■ Task prompt
Where an entry contains an image, skip the image and print the rest exactly.

■ Recorded information

_ _ _ _ _

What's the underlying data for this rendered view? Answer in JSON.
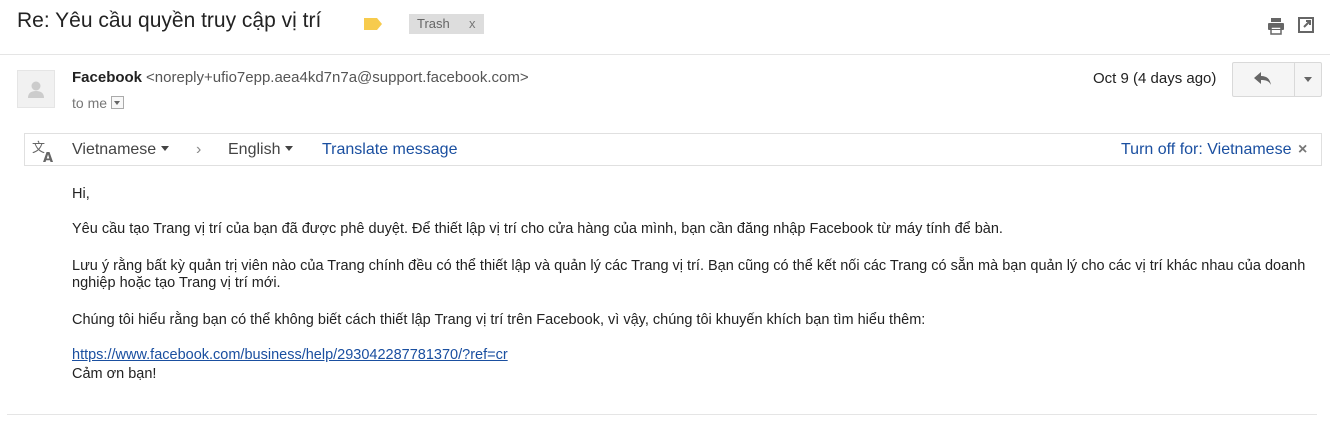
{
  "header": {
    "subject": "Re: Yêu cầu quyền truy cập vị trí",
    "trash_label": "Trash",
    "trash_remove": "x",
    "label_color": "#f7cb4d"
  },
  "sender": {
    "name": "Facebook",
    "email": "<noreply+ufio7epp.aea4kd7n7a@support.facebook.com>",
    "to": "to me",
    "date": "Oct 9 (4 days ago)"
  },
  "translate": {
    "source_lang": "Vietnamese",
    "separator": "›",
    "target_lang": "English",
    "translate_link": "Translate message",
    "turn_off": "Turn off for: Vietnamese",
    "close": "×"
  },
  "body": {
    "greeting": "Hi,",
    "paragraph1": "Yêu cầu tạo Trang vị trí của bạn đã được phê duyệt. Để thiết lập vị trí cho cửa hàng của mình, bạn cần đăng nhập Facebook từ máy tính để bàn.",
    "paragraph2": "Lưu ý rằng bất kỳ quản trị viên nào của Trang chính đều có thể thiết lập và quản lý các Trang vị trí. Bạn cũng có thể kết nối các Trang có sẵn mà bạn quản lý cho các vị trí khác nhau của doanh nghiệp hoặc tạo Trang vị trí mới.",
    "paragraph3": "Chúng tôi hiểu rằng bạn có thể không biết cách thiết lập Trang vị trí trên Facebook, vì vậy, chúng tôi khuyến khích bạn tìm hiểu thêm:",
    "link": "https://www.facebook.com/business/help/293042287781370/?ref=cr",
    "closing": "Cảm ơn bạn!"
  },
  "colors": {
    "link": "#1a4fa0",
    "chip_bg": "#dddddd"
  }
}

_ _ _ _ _

■ Problem solution
What's the underlying data for this rendered view? Answer in JSON.
{
  "header": {
    "subject": "Re: Yêu cầu quyền truy cập vị trí",
    "trash_label": "Trash",
    "trash_remove": "x",
    "label_color": "#f7cb4d"
  },
  "sender": {
    "name": "Facebook",
    "email": "<noreply+ufio7epp.aea4kd7n7a@support.facebook.com>",
    "to": "to me",
    "date": "Oct 9 (4 days ago)"
  },
  "translate": {
    "source_lang": "Vietnamese",
    "separator": "›",
    "target_lang": "English",
    "translate_link": "Translate message",
    "turn_off": "Turn off for: Vietnamese",
    "close": "×"
  },
  "body": {
    "greeting": "Hi,",
    "paragraph1": "Yêu cầu tạo Trang vị trí của bạn đã được phê duyệt. Để thiết lập vị trí cho cửa hàng của mình, bạn cần đăng nhập Facebook từ máy tính để bàn.",
    "paragraph2": "Lưu ý rằng bất kỳ quản trị viên nào của Trang chính đều có thể thiết lập và quản lý các Trang vị trí. Bạn cũng có thể kết nối các Trang có sẵn mà bạn quản lý cho các vị trí khác nhau của doanh nghiệp hoặc tạo Trang vị trí mới.",
    "paragraph3": "Chúng tôi hiểu rằng bạn có thể không biết cách thiết lập Trang vị trí trên Facebook, vì vậy, chúng tôi khuyến khích bạn tìm hiểu thêm:",
    "link": "https://www.facebook.com/business/help/293042287781370/?ref=cr",
    "closing": "Cảm ơn bạn!"
  },
  "colors": {
    "link": "#1a4fa0",
    "chip_bg": "#dddddd"
  }
}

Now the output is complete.